── Material to process ──

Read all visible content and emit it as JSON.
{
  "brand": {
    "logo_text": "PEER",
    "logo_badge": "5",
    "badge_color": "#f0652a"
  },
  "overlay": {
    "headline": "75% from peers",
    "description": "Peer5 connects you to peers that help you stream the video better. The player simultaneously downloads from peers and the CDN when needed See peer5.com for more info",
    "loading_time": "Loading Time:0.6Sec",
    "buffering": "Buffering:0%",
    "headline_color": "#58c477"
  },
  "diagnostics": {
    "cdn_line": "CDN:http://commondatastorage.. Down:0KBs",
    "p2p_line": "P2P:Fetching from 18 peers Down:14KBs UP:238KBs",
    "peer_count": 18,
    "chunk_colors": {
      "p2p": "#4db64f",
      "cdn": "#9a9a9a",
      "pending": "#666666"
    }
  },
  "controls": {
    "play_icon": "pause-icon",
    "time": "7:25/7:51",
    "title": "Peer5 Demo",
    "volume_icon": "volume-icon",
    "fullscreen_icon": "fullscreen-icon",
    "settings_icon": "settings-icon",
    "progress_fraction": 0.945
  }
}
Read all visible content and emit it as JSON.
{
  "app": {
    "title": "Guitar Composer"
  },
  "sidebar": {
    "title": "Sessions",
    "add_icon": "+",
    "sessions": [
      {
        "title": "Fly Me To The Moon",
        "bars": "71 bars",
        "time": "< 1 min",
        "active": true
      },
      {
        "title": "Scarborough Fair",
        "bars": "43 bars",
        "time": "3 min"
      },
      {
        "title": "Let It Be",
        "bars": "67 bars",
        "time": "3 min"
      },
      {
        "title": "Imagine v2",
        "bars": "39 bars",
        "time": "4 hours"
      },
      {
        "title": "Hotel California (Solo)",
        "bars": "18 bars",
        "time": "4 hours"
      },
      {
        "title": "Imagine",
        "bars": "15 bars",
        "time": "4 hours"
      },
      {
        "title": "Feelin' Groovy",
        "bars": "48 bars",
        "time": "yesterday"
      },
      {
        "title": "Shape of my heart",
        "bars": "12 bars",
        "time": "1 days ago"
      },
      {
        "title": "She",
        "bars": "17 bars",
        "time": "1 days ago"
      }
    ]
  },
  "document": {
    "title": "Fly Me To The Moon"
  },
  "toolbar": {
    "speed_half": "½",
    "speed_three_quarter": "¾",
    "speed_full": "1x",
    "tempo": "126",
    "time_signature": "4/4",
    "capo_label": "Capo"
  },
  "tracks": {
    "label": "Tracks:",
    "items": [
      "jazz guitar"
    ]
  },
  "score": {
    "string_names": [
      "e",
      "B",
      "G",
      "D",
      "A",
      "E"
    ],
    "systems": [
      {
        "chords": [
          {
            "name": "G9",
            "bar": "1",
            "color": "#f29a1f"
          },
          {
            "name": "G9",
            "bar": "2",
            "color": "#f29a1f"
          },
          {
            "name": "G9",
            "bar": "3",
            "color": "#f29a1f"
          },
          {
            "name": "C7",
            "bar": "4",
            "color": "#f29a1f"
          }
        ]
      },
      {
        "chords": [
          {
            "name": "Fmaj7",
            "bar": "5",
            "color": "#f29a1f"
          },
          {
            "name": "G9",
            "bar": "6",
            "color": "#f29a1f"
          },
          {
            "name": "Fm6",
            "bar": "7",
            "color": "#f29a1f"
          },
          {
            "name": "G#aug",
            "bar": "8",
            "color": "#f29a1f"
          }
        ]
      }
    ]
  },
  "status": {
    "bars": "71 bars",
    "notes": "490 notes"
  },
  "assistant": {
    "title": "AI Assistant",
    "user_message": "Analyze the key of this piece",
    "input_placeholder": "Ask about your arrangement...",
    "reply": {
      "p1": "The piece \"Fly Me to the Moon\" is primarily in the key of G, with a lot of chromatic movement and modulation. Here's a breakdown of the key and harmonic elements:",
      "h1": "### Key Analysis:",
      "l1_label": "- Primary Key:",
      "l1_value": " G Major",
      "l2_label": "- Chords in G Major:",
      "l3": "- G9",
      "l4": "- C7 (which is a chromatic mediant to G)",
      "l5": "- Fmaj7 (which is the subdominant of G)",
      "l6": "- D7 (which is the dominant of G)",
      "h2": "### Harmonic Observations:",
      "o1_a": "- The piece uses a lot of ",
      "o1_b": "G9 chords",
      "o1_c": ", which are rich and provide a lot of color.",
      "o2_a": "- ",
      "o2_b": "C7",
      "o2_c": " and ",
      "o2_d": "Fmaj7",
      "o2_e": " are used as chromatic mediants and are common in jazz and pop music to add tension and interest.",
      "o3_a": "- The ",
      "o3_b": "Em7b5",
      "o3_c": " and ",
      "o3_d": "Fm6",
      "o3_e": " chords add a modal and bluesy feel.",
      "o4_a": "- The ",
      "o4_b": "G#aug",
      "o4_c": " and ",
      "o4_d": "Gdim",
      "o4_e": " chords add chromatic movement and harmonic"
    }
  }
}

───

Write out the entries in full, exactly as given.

# Result of the exercise
Read all visible content and emit it as JSON.
{
  "brand": {
    "logo_text": "PEER",
    "logo_badge": "5",
    "badge_color": "#f0652a"
  },
  "overlay": {
    "headline": "75% from peers",
    "description": "Peer5 connects you to peers that help you stream the video better. The player simultaneously downloads from peers and the CDN when needed See peer5.com for more info",
    "loading_time": "Loading Time:0.6Sec",
    "buffering": "Buffering:0%",
    "headline_color": "#58c477"
  },
  "diagnostics": {
    "cdn_line": "CDN:http://commondatastorage.. Down:0KBs",
    "p2p_line": "P2P:Fetching from 18 peers Down:14KBs UP:238KBs",
    "peer_count": 18,
    "chunk_colors": {
      "p2p": "#4db64f",
      "cdn": "#9a9a9a",
      "pending": "#666666"
    }
  },
  "controls": {
    "play_icon": "pause-icon",
    "time": "7:25/7:51",
    "title": "Peer5 Demo",
    "volume_icon": "volume-icon",
    "fullscreen_icon": "fullscreen-icon",
    "settings_icon": "settings-icon",
    "progress_fraction": 0.945
  }
}
Read all visible content and emit it as JSON.
{
  "app": {
    "title": "Guitar Composer"
  },
  "sidebar": {
    "title": "Sessions",
    "add_icon": "+",
    "sessions": [
      {
        "title": "Fly Me To The Moon",
        "bars": "71 bars",
        "time": "< 1 min",
        "active": true
      },
      {
        "title": "Scarborough Fair",
        "bars": "43 bars",
        "time": "3 min"
      },
      {
        "title": "Let It Be",
        "bars": "67 bars",
        "time": "3 min"
      },
      {
        "title": "Imagine v2",
        "bars": "39 bars",
        "time": "4 hours"
      },
      {
        "title": "Hotel California (Solo)",
        "bars": "18 bars",
        "time": "4 hours"
      },
      {
        "title": "Imagine",
        "bars": "15 bars",
        "time": "4 hours"
      },
      {
        "title": "Feelin' Groovy",
        "bars": "48 bars",
        "time": "yesterday"
      },
      {
        "title": "Shape of my heart",
        "bars": "12 bars",
        "time": "1 days ago"
      },
      {
        "title": "She",
        "bars": "17 bars",
        "time": "1 days ago"
      }
    ]
  },
  "document": {
    "title": "Fly Me To The Moon"
  },
  "toolbar": {
    "speed_half": "½",
    "speed_three_quarter": "¾",
    "speed_full": "1x",
    "tempo": "126",
    "time_signature": "4/4",
    "capo_label": "Capo"
  },
  "tracks": {
    "label": "Tracks:",
    "items": [
      "jazz guitar"
    ]
  },
  "score": {
    "string_names": [
      "e",
      "B",
      "G",
      "D",
      "A",
      "E"
    ],
    "systems": [
      {
        "chords": [
          {
            "name": "G9",
            "bar": "1",
            "color": "#f29a1f"
          },
          {
            "name": "G9",
            "bar": "2",
            "color": "#f29a1f"
          },
          {
            "name": "G9",
            "bar": "3",
            "color": "#f29a1f"
          },
          {
            "name": "C7",
            "bar": "4",
            "color": "#f29a1f"
          }
        ]
      },
      {
        "chords": [
          {
            "name": "Fmaj7",
            "bar": "5",
            "color": "#f29a1f"
          },
          {
            "name": "G9",
            "bar": "6",
            "color": "#f29a1f"
          },
          {
            "name": "Fm6",
            "bar": "7",
            "color": "#f29a1f"
          },
          {
            "name": "G#aug",
            "bar": "8",
            "color": "#f29a1f"
          }
        ]
      }
    ]
  },
  "status": {
    "bars": "71 bars",
    "notes": "490 notes"
  },
  "assistant": {
    "title": "AI Assistant",
    "user_message": "Analyze the key of this piece",
    "input_placeholder": "Ask about your arrangement...",
    "reply": {
      "p1": "The piece \"Fly Me to the Moon\" is primarily in the key of G, with a lot of chromatic movement and modulation. Here's a breakdown of the key and harmonic elements:",
      "h1": "### Key Analysis:",
      "l1_label": "- Primary Key:",
      "l1_value": " G Major",
      "l2_label": "- Chords in G Major:",
      "l3": "- G9",
      "l4": "- C7 (which is a chromatic mediant to G)",
      "l5": "- Fmaj7 (which is the subdominant of G)",
      "l6": "- D7 (which is the dominant of G)",
      "h2": "### Harmonic Observations:",
      "o1_a": "- The piece uses a lot of ",
      "o1_b": "G9 chords",
      "o1_c": ", which are rich and provide a lot of color.",
      "o2_a": "- ",
      "o2_b": "C7",
      "o2_c": " and ",
      "o2_d": "Fmaj7",
      "o2_e": " are used as chromatic mediants and are common in jazz and pop music to add tension and interest.",
      "o3_a": "- The ",
      "o3_b": "Em7b5",
      "o3_c": " and ",
      "o3_d": "Fm6",
      "o3_e": " chords add a modal and bluesy feel.",
      "o4_a": "- The ",
      "o4_b": "G#aug",
      "o4_c": " and ",
      "o4_d": "Gdim",
      "o4_e": " chords add chromatic movement and harmonic"
    }
  }
}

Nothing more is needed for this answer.